EXERCISE PROMPT:
Collect from the data below each line with "JSON".
════════
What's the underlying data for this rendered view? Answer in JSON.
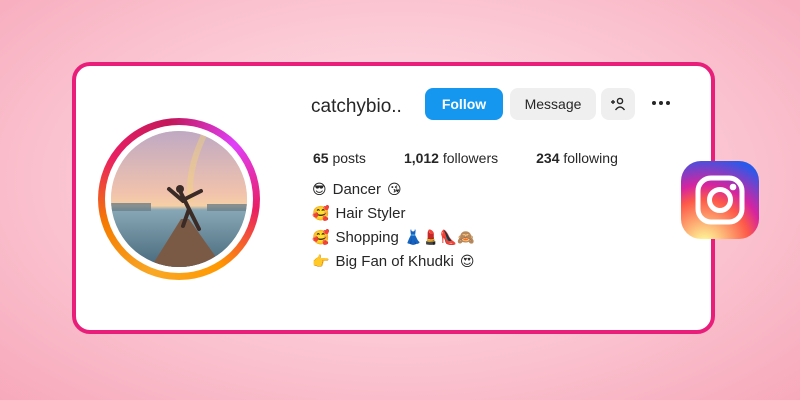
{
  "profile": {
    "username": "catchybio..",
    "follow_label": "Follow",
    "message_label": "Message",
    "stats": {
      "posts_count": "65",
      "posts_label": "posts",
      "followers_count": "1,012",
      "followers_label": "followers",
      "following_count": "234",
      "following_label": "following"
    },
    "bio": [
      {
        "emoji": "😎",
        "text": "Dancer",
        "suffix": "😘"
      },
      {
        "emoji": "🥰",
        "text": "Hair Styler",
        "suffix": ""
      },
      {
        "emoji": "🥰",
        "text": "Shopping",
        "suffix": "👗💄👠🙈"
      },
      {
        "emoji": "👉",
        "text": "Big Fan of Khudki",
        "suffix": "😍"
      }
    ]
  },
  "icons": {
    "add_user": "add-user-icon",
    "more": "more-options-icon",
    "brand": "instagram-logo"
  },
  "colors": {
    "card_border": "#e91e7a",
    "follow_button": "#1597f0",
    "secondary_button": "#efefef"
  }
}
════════
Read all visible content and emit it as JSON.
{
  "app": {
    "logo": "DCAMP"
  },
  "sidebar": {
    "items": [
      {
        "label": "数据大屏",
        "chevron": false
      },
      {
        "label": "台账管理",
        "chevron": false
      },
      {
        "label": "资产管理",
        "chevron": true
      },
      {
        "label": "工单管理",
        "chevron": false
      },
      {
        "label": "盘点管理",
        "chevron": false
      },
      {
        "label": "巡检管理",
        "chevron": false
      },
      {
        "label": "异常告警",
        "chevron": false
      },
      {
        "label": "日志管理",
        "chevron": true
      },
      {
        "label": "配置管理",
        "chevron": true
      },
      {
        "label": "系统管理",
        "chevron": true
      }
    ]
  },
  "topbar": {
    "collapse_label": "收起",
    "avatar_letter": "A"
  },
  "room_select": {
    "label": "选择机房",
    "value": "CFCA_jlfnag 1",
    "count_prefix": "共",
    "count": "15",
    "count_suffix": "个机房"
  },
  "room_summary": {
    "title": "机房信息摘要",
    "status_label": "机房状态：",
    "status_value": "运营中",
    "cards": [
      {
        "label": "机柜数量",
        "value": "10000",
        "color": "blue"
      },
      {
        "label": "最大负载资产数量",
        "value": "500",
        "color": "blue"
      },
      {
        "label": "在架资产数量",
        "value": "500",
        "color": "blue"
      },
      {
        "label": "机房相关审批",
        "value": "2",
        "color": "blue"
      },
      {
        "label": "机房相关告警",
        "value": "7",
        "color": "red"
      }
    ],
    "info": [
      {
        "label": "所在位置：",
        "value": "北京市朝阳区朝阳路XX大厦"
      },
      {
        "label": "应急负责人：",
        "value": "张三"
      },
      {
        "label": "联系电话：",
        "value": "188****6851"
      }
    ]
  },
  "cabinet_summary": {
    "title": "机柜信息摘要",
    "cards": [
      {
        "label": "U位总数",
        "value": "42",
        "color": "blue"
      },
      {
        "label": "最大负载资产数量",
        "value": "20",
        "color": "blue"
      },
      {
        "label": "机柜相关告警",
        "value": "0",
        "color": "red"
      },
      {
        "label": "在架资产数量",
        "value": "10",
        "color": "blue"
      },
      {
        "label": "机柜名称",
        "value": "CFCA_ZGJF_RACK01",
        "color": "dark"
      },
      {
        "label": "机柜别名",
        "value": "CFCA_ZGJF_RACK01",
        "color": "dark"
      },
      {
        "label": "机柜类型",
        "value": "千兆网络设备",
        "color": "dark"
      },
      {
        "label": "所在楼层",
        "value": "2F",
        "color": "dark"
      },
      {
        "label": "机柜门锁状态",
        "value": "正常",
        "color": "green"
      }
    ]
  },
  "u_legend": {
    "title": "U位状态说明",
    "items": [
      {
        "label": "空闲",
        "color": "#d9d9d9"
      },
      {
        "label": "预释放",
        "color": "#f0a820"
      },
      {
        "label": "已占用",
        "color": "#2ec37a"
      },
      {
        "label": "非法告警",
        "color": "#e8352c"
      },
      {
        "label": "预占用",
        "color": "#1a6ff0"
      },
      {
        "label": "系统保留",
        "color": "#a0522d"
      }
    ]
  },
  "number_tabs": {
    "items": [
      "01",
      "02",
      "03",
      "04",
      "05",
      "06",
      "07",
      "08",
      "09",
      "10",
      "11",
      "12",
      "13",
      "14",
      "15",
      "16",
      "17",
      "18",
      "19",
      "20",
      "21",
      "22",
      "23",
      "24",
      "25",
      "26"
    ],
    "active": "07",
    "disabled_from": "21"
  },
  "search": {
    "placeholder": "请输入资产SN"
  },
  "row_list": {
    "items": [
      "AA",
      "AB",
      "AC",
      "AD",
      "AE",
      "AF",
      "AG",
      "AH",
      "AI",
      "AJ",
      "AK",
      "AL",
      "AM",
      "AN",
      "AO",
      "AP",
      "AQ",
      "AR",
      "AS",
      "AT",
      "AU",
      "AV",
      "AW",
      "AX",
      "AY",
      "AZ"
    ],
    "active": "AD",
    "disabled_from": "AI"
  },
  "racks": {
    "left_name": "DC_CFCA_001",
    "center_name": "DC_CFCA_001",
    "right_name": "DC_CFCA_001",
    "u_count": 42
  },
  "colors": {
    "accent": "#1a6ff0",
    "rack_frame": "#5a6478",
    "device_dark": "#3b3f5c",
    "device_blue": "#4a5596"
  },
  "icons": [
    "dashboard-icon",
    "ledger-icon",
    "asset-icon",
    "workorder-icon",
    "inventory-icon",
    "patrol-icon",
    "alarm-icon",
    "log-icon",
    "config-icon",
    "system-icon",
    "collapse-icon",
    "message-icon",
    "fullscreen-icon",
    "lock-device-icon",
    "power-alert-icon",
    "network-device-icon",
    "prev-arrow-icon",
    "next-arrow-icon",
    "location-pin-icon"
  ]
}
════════
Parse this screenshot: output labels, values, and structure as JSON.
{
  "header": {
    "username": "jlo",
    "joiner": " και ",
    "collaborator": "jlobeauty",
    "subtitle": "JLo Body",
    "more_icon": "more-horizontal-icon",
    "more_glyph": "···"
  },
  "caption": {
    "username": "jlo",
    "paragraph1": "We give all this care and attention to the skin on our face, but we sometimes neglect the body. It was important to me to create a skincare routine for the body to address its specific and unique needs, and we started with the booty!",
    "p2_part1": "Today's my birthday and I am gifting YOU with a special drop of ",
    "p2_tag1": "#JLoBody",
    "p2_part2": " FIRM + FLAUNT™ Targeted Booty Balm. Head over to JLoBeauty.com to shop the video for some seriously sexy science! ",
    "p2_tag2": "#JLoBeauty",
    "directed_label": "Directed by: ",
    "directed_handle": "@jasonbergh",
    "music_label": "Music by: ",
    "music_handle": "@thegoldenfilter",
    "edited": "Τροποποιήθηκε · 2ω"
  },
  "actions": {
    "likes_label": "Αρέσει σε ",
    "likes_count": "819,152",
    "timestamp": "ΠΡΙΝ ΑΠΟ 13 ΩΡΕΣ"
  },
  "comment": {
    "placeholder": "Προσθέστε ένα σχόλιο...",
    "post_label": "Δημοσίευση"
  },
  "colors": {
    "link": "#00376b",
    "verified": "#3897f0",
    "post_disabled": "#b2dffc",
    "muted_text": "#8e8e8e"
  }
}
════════
RESPONSE TO THIS TASK:
What's the underlying data for this rendered view? Answer in JSON.
Read all visible content and emit it as JSON.
Parse this screenshot: output labels, values, and structure as JSON.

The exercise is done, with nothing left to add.